Friday, 12 December 2014

Hong Kong Newt

I wrote about Asian salamanders, a new chytrid fungus, the amateur herpetologist and the pet trade (the last two being bulked to ‘pet’ trade) in an earlier post (8 November 2014). One of the species that used to loom large as a pet in the area in which it occurs is the Hong Kong Newt (Paramesotriton hongkongensis). It is the only species of urodele that occurs in Hong Kong.

Herklots, writing in the Hong Kong Naturalist in the 1930s, noted that this species was offered for sale on goldfish stalls at the Chinese New Year Fair.

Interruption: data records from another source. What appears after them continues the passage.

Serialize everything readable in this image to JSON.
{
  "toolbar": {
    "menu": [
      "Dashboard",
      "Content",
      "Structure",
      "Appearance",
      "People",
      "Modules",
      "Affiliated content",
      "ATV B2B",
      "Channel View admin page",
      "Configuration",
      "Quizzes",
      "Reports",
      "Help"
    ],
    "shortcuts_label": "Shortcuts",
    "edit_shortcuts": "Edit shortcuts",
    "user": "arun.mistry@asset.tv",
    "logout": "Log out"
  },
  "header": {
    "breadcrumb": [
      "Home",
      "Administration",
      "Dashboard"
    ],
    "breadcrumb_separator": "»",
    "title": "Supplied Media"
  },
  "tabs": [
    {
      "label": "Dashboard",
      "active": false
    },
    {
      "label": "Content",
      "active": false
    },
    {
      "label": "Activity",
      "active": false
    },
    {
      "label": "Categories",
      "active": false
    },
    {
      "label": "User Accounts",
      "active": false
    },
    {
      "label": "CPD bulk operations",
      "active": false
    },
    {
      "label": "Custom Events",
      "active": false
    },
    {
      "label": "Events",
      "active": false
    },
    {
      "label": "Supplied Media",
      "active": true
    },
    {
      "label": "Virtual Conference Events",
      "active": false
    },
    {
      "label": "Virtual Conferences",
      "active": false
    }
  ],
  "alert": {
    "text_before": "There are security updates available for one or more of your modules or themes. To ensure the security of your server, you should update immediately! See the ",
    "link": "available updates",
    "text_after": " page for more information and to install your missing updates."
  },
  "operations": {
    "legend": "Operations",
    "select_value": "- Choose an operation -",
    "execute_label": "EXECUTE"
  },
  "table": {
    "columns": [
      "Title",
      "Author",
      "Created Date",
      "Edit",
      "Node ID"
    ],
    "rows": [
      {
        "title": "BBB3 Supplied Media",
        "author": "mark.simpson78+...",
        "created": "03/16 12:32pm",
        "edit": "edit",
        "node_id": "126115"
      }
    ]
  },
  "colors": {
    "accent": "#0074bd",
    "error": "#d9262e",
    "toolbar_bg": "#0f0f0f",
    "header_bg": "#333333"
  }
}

Street stalls also had them for sale during the winter months in the 1960s. This photograph, taken in 1966 shows the underside of a male that came from a stall.

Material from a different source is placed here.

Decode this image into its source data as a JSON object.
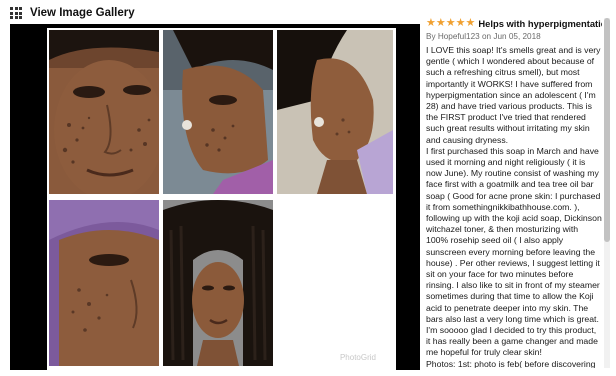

The name is a slight misnomer since the species occurs in adjacent coastal regions of Guangdong Province. 

The newts are found in and around the pools of hill streams and we saw them in the stream that runs through Tai Po Kau Forest Reserve in October 2009.

Hong Kong Newt can be seen in this pool in Tai Po Kau
In Hong Kong the species has legal protection. You can read about research on this species, published from David Dudgeon’s group at the University of Hong Kong, here.